Your executors are not under any obligation to take on the role. Even if you appoint only one executor, they will still have the option to stand down if they are unwilling or unable to fulfil their duties when the time comes. If this is the case, it will become necessary for someone else to apply to the court as an administrator.
There are any number of reasons why an appointed executor might not wish to act. For example:
So just because the will names a person as executor, it does not mean that that person has to act as an executor. If they are choosing to step down, they can renounce the role.
To do so they will need to complete a ‘form of renunciation’, available from the Probate Registry (which is responsible for issuing grants of probate and grants of letters of administration).
In the event that your executor chooses to renounce their position, renunciation takes effect immediately. Renunciation does not grant them the right to appoint another person in their place.
Obviously there may be circumstances where an executor is not able to act:
If you appointed a sole executor and they die before you without you appointing someone else in their place, your estate will be administered by the person first entitled under the rules of intestacy. This does not mean that your will is invalid, or that you will be deemed to have died intestate, just that the person who will act as your personal representative (in effect your executor) may not be the person you would have chosen.
If a person no longer has mental capacity to act as executor when you die, then the other executors (if any) can act; if there are no other executors, then the law sets out how someone else would be able to apply for probate.
You cannot guarantee when you make your will that the people you nominate as executors will be able and available to be your executors when you die.

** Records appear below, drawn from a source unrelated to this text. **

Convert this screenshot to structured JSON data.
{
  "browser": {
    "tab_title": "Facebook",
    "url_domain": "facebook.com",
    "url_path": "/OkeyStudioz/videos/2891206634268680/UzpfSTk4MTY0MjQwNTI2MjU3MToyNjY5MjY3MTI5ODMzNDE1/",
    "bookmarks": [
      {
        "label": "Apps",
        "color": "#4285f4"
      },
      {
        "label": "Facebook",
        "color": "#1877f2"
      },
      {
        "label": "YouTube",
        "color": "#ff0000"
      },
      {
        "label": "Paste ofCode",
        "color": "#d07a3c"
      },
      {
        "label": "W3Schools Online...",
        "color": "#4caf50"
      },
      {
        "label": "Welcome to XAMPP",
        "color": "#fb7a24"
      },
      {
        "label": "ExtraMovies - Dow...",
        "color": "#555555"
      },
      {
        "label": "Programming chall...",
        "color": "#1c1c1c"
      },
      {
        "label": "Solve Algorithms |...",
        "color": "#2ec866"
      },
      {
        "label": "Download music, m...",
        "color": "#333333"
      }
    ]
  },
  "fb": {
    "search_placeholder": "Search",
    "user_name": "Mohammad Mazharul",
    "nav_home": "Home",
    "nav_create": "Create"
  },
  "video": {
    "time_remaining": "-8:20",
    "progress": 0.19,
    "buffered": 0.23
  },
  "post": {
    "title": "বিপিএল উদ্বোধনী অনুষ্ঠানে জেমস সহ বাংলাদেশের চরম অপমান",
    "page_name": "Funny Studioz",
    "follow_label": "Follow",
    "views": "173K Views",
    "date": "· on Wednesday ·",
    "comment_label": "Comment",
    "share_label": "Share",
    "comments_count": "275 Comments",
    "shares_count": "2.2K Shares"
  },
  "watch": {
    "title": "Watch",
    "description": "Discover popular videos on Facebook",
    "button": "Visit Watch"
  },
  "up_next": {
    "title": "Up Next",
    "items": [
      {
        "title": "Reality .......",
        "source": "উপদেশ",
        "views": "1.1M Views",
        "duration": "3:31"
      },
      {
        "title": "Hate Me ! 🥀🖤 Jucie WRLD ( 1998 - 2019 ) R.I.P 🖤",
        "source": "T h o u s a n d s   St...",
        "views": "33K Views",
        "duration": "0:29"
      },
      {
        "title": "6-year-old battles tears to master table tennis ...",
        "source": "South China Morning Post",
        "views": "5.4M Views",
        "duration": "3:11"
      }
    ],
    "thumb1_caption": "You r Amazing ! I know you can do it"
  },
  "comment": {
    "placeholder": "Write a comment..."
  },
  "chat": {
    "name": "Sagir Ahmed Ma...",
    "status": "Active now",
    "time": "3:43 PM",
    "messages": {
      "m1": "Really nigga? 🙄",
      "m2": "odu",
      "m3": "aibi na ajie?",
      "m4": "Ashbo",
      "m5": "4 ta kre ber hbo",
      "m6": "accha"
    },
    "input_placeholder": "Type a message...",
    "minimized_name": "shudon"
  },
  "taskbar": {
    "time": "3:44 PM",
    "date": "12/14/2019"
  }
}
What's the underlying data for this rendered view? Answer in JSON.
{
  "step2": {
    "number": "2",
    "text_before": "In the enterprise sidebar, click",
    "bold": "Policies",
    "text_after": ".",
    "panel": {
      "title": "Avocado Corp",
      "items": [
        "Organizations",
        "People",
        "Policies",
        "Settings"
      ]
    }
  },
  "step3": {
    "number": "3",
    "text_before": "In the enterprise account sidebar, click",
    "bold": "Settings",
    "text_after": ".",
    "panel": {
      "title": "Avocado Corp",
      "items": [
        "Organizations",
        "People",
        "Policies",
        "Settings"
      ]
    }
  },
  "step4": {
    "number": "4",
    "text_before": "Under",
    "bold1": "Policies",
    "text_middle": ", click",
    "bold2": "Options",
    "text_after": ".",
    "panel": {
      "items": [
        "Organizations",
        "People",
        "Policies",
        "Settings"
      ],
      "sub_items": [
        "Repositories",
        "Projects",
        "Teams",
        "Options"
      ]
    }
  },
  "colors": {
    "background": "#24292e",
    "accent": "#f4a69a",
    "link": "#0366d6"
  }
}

Obviously it is a good idea for you to change your will if you discover that one of your executors does not wish to act or is unable to do so. But sometimes you may not be aware until it is too late. So it’s clearly a good idea to: